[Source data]
────────────────────

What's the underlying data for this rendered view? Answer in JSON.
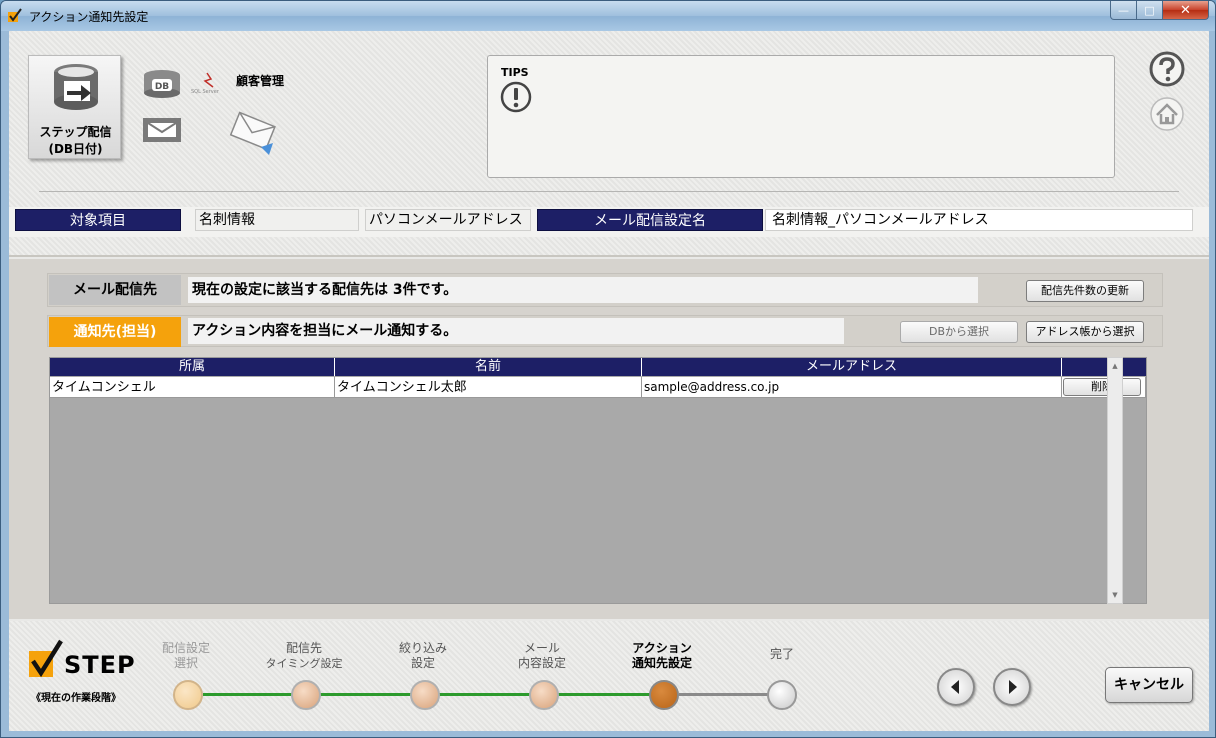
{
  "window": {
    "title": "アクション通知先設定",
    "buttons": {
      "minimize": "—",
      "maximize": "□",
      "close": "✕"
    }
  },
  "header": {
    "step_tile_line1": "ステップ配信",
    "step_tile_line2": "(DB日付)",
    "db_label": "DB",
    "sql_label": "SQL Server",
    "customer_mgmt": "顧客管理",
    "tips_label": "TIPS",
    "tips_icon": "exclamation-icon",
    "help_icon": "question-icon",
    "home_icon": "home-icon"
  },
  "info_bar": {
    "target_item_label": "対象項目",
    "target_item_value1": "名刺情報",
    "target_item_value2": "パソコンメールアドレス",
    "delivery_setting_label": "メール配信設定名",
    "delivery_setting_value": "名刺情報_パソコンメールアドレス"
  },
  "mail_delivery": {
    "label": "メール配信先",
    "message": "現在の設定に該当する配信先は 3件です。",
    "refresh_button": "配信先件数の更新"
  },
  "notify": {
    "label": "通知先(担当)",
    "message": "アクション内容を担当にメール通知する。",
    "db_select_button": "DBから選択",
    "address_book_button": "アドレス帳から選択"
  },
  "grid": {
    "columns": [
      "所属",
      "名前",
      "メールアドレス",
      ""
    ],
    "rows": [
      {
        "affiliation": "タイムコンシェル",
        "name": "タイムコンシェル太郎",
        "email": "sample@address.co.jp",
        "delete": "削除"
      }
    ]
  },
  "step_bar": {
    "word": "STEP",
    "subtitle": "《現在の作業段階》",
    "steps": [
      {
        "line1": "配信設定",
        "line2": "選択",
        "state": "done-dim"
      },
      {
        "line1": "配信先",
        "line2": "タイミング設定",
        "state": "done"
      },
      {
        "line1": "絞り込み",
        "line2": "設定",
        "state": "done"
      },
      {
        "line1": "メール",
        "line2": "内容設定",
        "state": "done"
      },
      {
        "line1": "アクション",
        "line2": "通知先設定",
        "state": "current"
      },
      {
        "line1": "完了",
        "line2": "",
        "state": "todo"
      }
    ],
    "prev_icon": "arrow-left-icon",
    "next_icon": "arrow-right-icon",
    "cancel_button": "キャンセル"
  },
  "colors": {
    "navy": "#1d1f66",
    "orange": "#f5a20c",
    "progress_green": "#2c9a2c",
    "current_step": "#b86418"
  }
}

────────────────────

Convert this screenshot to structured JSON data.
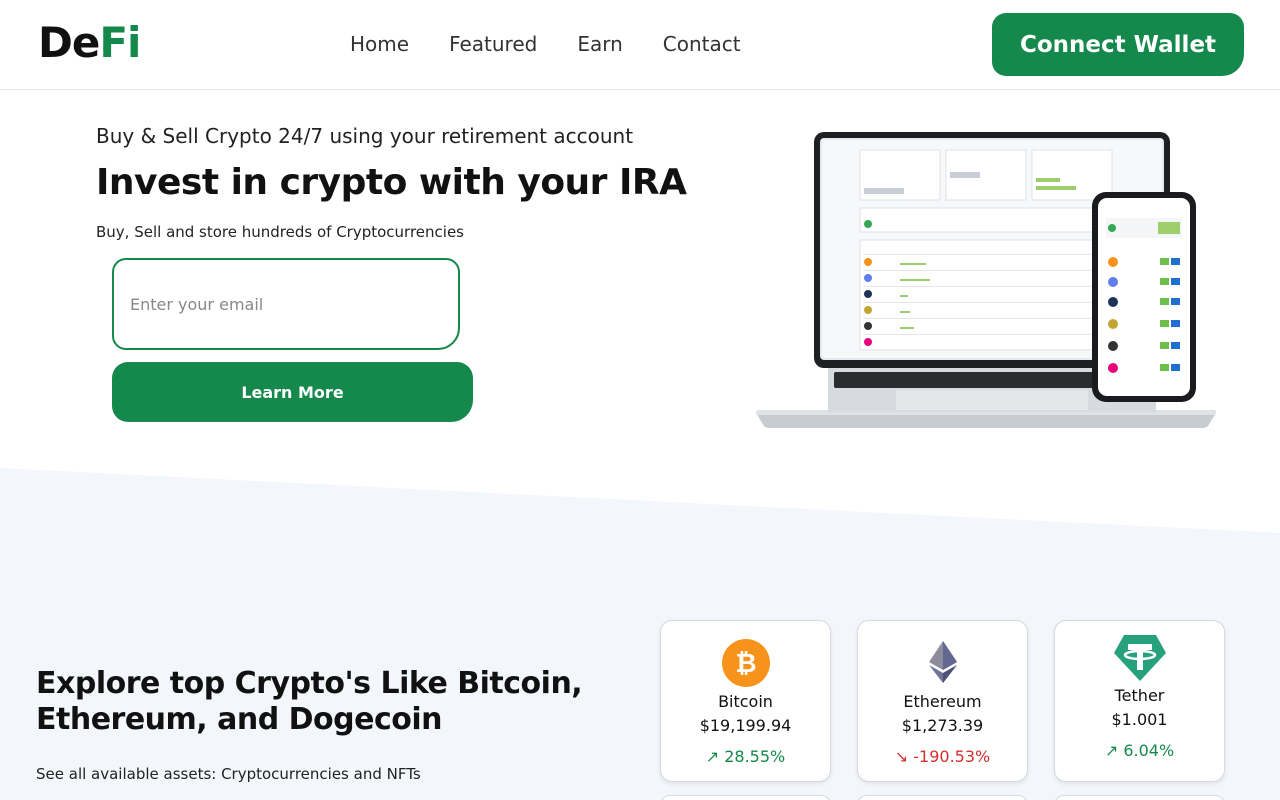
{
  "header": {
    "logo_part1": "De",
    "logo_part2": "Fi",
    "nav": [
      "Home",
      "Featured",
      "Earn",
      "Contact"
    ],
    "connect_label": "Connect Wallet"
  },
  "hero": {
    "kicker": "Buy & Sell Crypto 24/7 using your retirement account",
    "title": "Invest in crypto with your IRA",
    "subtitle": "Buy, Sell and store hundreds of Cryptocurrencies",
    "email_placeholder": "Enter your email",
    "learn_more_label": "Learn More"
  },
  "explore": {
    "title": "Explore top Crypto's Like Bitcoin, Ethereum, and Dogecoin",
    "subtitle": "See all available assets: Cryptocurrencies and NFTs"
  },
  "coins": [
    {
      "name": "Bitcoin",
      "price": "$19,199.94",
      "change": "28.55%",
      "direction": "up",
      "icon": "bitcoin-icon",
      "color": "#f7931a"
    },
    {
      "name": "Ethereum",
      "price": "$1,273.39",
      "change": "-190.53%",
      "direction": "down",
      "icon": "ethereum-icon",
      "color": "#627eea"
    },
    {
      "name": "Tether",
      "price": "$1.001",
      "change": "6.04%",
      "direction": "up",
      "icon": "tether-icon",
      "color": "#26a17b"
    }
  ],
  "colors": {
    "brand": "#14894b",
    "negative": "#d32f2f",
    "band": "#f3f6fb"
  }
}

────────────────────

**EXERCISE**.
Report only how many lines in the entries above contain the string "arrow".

**TASK ANSWER**.
2